## DATASET

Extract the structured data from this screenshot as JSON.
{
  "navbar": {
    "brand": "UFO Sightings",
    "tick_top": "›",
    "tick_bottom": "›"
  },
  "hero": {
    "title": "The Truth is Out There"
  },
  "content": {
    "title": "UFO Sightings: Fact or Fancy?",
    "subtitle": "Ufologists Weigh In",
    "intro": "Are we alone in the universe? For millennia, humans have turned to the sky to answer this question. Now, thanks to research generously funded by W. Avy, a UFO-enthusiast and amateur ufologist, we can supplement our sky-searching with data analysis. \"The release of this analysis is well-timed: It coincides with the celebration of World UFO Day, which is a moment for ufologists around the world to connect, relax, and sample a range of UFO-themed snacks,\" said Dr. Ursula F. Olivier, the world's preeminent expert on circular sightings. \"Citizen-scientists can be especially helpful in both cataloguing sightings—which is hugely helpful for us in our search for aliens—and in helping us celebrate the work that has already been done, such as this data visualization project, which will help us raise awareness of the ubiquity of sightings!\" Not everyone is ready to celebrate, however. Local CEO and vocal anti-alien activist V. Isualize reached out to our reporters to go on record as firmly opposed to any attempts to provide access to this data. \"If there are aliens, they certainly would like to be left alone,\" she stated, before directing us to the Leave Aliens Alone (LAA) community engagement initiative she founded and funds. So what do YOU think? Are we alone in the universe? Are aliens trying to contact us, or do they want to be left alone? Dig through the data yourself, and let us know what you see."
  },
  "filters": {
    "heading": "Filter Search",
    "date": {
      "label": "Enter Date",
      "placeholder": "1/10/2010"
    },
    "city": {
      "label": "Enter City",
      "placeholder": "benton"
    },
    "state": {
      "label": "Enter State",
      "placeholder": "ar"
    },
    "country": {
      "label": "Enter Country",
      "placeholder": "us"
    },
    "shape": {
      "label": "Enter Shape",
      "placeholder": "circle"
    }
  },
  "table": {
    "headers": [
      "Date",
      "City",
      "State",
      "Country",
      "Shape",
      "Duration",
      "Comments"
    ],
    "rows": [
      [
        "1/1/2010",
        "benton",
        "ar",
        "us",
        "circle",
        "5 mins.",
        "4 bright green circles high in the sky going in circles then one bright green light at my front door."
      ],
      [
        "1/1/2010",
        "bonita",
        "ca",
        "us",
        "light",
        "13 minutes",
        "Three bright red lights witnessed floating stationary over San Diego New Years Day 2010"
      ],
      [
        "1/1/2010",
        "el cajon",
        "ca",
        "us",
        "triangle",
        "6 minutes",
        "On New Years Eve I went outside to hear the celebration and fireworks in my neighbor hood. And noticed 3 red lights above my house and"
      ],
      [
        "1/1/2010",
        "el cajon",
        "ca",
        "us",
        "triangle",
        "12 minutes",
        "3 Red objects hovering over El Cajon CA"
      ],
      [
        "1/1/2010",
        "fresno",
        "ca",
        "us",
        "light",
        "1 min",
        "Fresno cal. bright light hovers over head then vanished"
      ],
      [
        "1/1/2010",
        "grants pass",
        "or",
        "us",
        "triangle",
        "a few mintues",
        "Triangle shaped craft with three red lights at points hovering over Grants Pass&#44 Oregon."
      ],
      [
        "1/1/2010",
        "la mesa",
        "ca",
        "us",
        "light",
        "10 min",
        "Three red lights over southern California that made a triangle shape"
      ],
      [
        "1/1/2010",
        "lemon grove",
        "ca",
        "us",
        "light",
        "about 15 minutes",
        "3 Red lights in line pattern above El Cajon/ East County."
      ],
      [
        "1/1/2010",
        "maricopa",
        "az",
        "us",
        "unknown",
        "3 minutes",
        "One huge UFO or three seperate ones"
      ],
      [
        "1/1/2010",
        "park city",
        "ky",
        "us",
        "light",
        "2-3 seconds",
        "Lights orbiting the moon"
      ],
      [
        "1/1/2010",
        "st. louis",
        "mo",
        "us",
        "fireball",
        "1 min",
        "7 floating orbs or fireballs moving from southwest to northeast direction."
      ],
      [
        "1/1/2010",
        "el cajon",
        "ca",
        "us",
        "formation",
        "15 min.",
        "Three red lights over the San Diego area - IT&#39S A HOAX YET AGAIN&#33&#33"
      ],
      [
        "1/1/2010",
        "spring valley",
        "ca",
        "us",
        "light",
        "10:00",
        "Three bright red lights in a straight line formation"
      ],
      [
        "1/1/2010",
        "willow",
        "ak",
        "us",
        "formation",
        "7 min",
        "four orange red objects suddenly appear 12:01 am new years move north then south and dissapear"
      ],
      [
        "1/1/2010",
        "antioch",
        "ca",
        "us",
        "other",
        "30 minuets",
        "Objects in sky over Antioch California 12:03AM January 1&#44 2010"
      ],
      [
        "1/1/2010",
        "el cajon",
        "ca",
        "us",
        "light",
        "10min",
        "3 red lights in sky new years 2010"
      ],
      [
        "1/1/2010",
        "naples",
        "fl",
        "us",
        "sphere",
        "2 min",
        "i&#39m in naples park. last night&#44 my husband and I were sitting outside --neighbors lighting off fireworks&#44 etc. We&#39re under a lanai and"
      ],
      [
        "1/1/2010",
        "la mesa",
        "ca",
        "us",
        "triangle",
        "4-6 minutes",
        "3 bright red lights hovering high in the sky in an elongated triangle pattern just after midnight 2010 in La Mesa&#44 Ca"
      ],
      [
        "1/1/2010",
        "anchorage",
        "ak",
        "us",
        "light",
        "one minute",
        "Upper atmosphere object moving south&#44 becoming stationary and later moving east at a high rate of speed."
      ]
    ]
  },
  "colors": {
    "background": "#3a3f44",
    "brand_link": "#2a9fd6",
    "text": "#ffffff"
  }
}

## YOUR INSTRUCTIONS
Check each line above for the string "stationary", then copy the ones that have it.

## SOLUTION TO THE EXERCISE
        "Three bright red lights witnessed floating stationary over San Diego New Years Day 2010"
        "Upper atmosphere object moving south&#44 becoming stationary and later moving east at a high rate of speed."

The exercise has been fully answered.